ncov/travelers/travel-during-covid19.html) over spring break and spring holidays. We remain concerned for additional waves due to a potential rise in variants and because community spread remains high creating an environment for cases to reignite, especially if compliance with personal actions such as masking and distancing decline. We encourage everyone to follow public health guidance, continue masking and avoid crowded and non-essential indoor settings. Updated UTSW forecasting indicates hospitalizations between 150-250 and daily case counts of 460 by April 1. You can find additional information on risk-level monitoring data here.

“Today we report an additional 190 cases of COVID including three of the B.1.1.7 more contagious variant and 20 additional deaths. The B.1.1.7 variant is emerging here in North Texas and is up to 70% more contagious than the variant we’ve been battling, a strong reason to keep the mask on when in indoor crowds outside your home, to wash your hands frequently, and avoid those unnecessary crowds. It’s also important as new variants are emerging, that we get as many people vaccinated as possible, so register everywhere you are willing to drive. Depending on your individual situation, and the amount of shots available at each provider, your wait time for an appointment will vary widely between the providers that you choose. There’s no way to know exactly which provider will get you the vaccine the fastest, so signing up in multiple places (though tedious) is your best move. Get your shot as soon as you’re eligible. Together we will defeat COVID before the new variants have a chance to defeat the vaccine,” said Dallas County Judge Clay Jenkins.


All Dallas County COVID-19 Updates and Information can be found here: https://www.dallascounty.org/covid-19/ and all guidance documents can be found here: https://www.dallascounty.org/covid-19/guidance-health.php
Specific Guidance for the Public:

The Centers for Disease Control and Prevention (CDC) recommends taking everyday preventive actions to help prevent the spread of respiratory diseases, including:

  • Avoid close contact outside your home: Put 6 feet of distance between yourself and people who don’t live in your household.
  • Cover your mouth and nose with a cloth face cover when around others and continue to keep about 6 feet between yourself and others. The cloth face cover is not a substitute for social distancing.
  • Stay home when you are sick, except to seek medical care
  • Wash your hands often and with soap and water for at least 20 seconds and help young children to do the same. If soap and water are not available, use an alcohol-based hand sanitizer with at least 60% alcohol.
  • Avoid touching your eyes, nose, and mouth with unwashed hands.
    Avoid close contact with people who are sick.
  • Clean and disinfect frequently touched objects and surfaces daily using a regular household cleaning spray or wipes.
  • Cover your cough or sneeze with a tissue, then throw the tissue in the trash. If you do not have a tissue, use your sleeve, not your hands. Immediately wash your hands.
  • Monitor your health daily. Be alert for symptoms. Take your temperature and follow CDC guidance if symptoms develop.

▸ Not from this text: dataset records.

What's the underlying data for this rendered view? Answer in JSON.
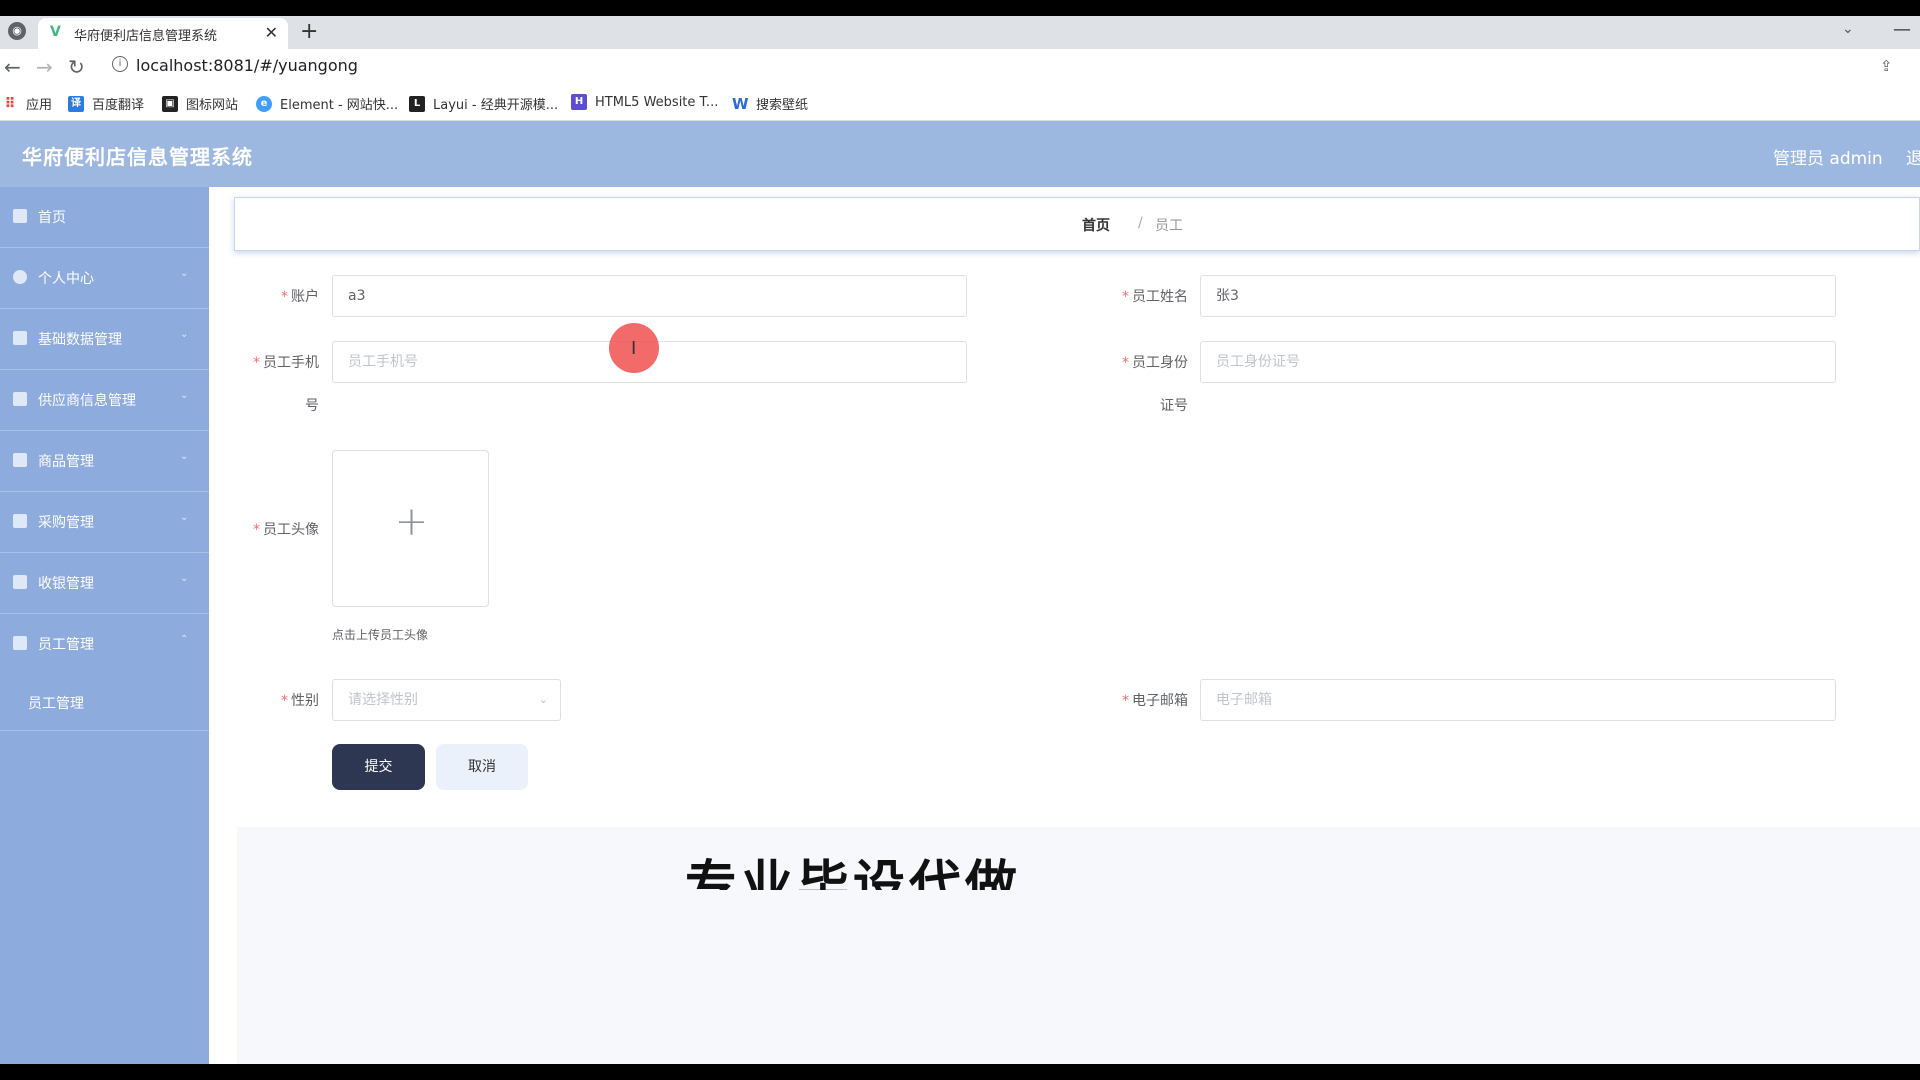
{
  "browser": {
    "tab_title": "华府便利店信息管理系统",
    "url": "localhost:8081/#/yuangong",
    "bookmarks": [
      {
        "label": "应用",
        "icon": "apps-grid-icon"
      },
      {
        "label": "百度翻译",
        "icon": "translate-icon"
      },
      {
        "label": "图标网站",
        "icon": "image-icon"
      },
      {
        "label": "Element - 网站快...",
        "icon": "element-icon"
      },
      {
        "label": "Layui - 经典开源模...",
        "icon": "layui-icon"
      },
      {
        "label": "HTML5 Website T...",
        "icon": "html5-icon"
      },
      {
        "label": "搜索壁纸",
        "icon": "wallpaper-icon"
      }
    ]
  },
  "header": {
    "app_title": "华府便利店信息管理系统",
    "admin_label": "管理员 admin",
    "logout_label": "退"
  },
  "sidebar": {
    "items": [
      {
        "label": "首页",
        "icon": "home-icon"
      },
      {
        "label": "个人中心",
        "icon": "user-icon"
      },
      {
        "label": "基础数据管理",
        "icon": "list-icon"
      },
      {
        "label": "供应商信息管理",
        "icon": "supplier-icon"
      },
      {
        "label": "商品管理",
        "icon": "goods-icon"
      },
      {
        "label": "采购管理",
        "icon": "purchase-icon"
      },
      {
        "label": "收银管理",
        "icon": "cashier-icon"
      },
      {
        "label": "员工管理",
        "icon": "staff-icon"
      }
    ],
    "sub_item": "员工管理"
  },
  "breadcrumb": {
    "home": "首页",
    "separator": "/",
    "current": "员工"
  },
  "form": {
    "account": {
      "label": "账户",
      "value": "a3"
    },
    "name": {
      "label": "员工姓名",
      "value": "张3"
    },
    "phone": {
      "label_line1": "员工手机",
      "label_line2": "号",
      "placeholder": "员工手机号"
    },
    "idcard": {
      "label_line1": "员工身份",
      "label_line2": "证号",
      "placeholder": "员工身份证号"
    },
    "avatar": {
      "label": "员工头像",
      "tip": "点击上传员工头像"
    },
    "gender": {
      "label": "性别",
      "placeholder": "请选择性别"
    },
    "email": {
      "label": "电子邮箱",
      "placeholder": "电子邮箱"
    },
    "submit_label": "提交",
    "cancel_label": "取消"
  },
  "overlay_text": "专业毕设代做",
  "colors": {
    "header_bg": "#9db8e0",
    "sidebar_bg": "#8eabdd",
    "submit_bg": "#2e3752",
    "required": "#f56c6c"
  }
}
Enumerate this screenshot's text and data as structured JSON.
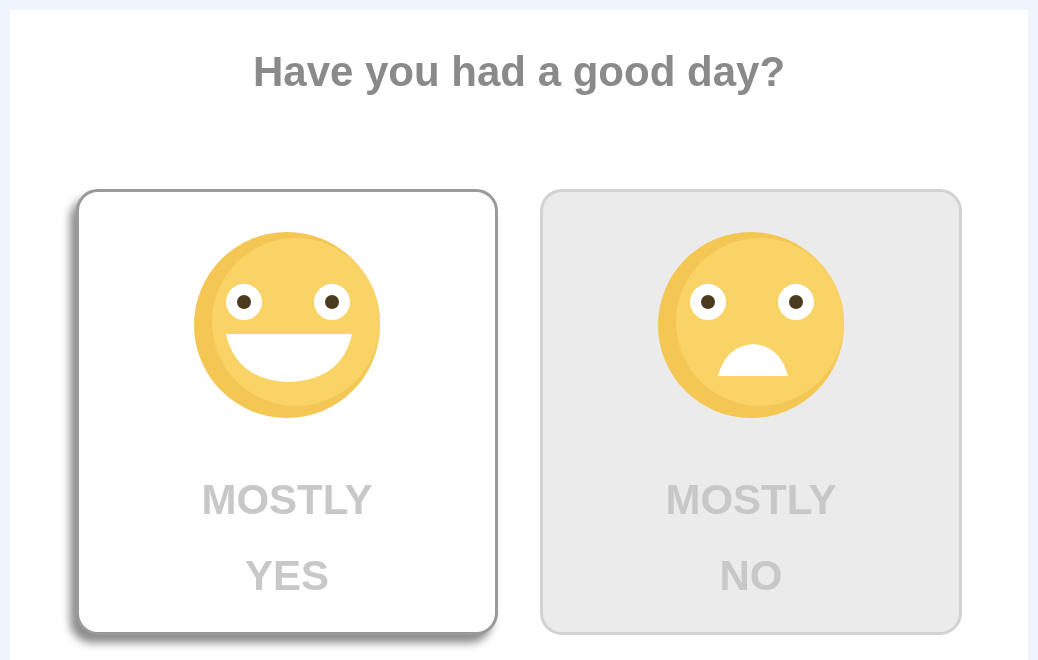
{
  "question": "Have you had a good day?",
  "options": [
    {
      "kind": "happy",
      "label": "MOSTLY YES",
      "selected": true
    },
    {
      "kind": "sad",
      "label": "MOSTLY NO",
      "selected": false
    }
  ]
}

Additional information is available at the following websites:

For additional information and updates from the City of Duncanville visit:
duncanville.com/covid-19/